"We all die. Cinnamon," she said with that soft, loving smile that could always bring my marching heart back to a slow walk. She would touch my cheek so gently, her fingers feeling like a warm caressing breeze, and she would smile a smile full of
candlelight, warm. mesmerizing, "It's not that bad when our time comes. We just move on." she said looking out at the world below us as if she already had one foot in the grave. "We just move on to somewhere quieter. That's all."
"Quieter? How could it be any quieter than this?" I wondered aloud.
"It's quieter inside you," she replied. I didn't understand what that meant for years, but now I do.
I really do.
Anyway. Mommy told me she had fallen in love with our house before she had fallen in love with Daddy, and she got him to buy it after only a year of marriage.
The house appears larger than it really is because it was built on a
Very few people understand what that means. They think it's just more proof of my weirdness. They don't understand that when people invade your life and uncover the truth about you, they expose things you want to keep private, keep personal so you can keep your self- respect. It's why we lock our doors and close our windows and pull down our shades, especially in my house.

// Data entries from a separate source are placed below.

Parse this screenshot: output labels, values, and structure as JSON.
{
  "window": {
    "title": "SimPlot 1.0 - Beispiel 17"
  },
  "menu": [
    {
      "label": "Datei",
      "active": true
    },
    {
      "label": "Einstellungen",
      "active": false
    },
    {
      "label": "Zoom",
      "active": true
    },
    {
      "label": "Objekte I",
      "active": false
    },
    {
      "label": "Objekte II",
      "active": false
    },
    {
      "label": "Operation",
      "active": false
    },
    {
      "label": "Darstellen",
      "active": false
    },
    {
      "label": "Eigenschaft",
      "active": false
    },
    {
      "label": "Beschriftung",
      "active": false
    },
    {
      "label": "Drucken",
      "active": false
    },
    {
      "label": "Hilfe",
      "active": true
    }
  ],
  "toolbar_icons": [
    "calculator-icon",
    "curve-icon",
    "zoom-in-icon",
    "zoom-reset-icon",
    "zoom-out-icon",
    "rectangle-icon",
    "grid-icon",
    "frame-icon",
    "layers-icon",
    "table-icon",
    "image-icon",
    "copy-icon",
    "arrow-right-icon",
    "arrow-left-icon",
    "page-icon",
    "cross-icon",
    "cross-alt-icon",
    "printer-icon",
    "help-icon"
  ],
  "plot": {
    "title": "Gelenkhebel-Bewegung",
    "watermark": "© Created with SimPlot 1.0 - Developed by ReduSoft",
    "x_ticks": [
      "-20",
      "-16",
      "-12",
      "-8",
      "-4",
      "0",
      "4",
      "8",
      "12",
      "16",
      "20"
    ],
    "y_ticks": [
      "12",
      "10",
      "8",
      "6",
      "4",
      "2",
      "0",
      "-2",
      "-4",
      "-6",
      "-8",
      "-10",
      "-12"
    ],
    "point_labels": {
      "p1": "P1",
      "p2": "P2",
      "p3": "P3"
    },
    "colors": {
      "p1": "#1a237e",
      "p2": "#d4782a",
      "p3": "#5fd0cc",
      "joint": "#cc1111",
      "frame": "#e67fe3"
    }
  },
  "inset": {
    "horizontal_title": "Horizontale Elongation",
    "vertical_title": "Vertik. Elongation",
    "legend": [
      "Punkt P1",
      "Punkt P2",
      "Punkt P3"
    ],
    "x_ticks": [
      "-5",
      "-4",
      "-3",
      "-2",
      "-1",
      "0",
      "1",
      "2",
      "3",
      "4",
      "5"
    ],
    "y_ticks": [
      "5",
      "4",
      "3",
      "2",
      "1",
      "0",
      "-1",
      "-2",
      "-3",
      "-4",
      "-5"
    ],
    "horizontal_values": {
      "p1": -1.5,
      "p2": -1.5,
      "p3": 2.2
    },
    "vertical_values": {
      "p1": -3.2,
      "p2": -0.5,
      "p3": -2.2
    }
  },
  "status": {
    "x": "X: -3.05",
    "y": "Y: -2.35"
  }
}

I don't care what impression my house makes on people. I love it as much as Mommy does. Second Empire houses have what are known as mansard roofs, which are roofs having two slopes on all sides with the lower slope steeper than the upper one. The house itself is square, and it has elaborate decorative iron cresting above the upper cornice. The front of the house has paired entry doors with glass in the top half and a half-dozen steps leading up and under the onestone porch. All of the windows are paired. The downstairs ones are all hooded. Mommy loves talking about it, lecturing about the architecture to anyone who will listen.
Grandmother Beverly thought it was a dreadful place to live, even though she readily moved in with us. Mommy said it was Grandmother Beverly's sole idea to move in. despite Daddy's telling me and everyone else that he asked her to move in with us since we had so much room and there was no reason for a woman of her age to have to live alone.
"No reason." Mammy told me. "except to give us peace of mind."
Anyway people often look at me as if they expect that any day now-- because we live in the eerie looking, supposedly haunted house-- I'll become a raving lunatic and maybe even try to hurt myself. Even when some of my teachers talk to me, I notice they stand a foot or so farther away from me than they stand away from their other students. All I have to do sometimes is stare at someone the way I was staring at Edith Booth and I can see him or her suddenly become overwhelmed with small terrors. The truth is. I've begun to enjoy it. It gives me a sense of power.
Cinnamon by V. C. Andrews / Horror / Young Adult have rating 4 out of 5 / Based on32 votes